For the last few days I've been stuck in my scripture reading. I have reached some verses God REALLY wants me to blog about, but for some reason I've been hesitating. So as I write this, I have a prayer in my heart that God's voice will speak through me and touch those it is meant to touch.
"And this is my gospel—repentance and baptism by water, and then cometh the baptism of fire and the Holy Ghost, even the Comforter, which showeth all things, and teacheth the peaceable things of the kingdom."
— Doctrine & Covenants 39:6
Last fall I participated in a MOPS program at a local church. Most of the women in my group attend this church, but I do not. One day I asked the women in my group what the church's stand was on baptism - was it necessary or not. The group leader said the church did not hold baptism to be necessary, it was just a way to show other people that you have chosen to follow Christ. Then some women even said there was nothing in the scriptures that said baptism was necessary.
I was shocked. I couldn't believe these women had just said this. The first thing that came to my mind was Jesus's own words in the bible —
"Jesus answered, Verily, verily, I say unto thee, Except a man be born of water and of the Spirit, he cannot enter into the kingdom of God."
— John 3:5
That is as straightforward as you can get, and yet here were women, members of a 'bible' church, who believed the bible didn't teach the necessity of baptism.

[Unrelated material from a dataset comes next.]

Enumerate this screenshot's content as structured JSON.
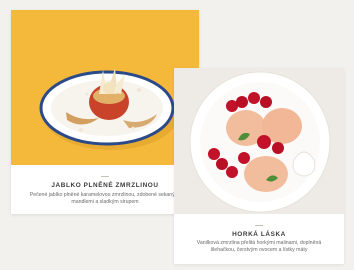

Baptism is an ordinance. An ordinance is a physical performance showing you have made a covenant with God. All ordinances must be performed by someone having authority from God. Jesus taught not only in word, but in deed that this ordinance is necessary for EVERYONE, even Himself.
"Then cometh Jesus from Galilee to Jordan unto John, to be baptized of him. But John forbad him, saying, I have need to be baptized of thee, and comest thou to me? And Jesus answering said unto him, Suffer it to be so now: for thus it becometh us to fulfil all righteousness."
— Matthew 3:13-15
Even Jesus, the sinless one, had to make this covenant with God. His pure example shows us plainly that everyone, in order to follow in His footsteps, must be baptized. Jesus didn't go to just anyone to be baptized. He went to John, who had authority from God to perform this ordinance.
— Doctrine & Covenants 39:10
On the day of Pentecost, when the apostles and disciples of Christ were filled with the spirit of the Lord, Peter also taught of the importance of baptism.
"Now when they heard this, they were pricked in their heart, and said unto Peter and to the rest of the apostles, Men and brethren, what shall we do? Then Peter said unto them, Repent, and be baptized every one of you in the name of Jesus Christ for the remission of sins, and ye shall receive the gift of the Holy Ghost."
— Acts 2:37-38
As I mentioned earlier, when you are baptized you enter into a covenant with God. A covenant is a promise between two or more parties. The covenant of baptism says that the disciple being baptized takes upon them the name of Christ, and God in turn will bless them with His spirit - specifically by giving them the gift of the Holy Ghost. This gift is also given by one having authority from God. It is a marvelous gift - to always have the Lord's spirit with you, not just when you're being good, or when you need answer to prayer, but ALWAYS.
I was baptized when I was eight years old. My father, an ordained elder in my church, baptized me and later laid his hands on my head and confirmed me with the gift of the Holy Ghost. I don't remember too much about that day (except the white jumper I was wearing was too big and the pants legs unrolled while I was in the water.) But I am thankful to my parents for teaching me in my childhood the importance of baptism and of being a disciple of Jesus Christ. This special knowledge has carried me through my life, blessing me and my family in so many ways.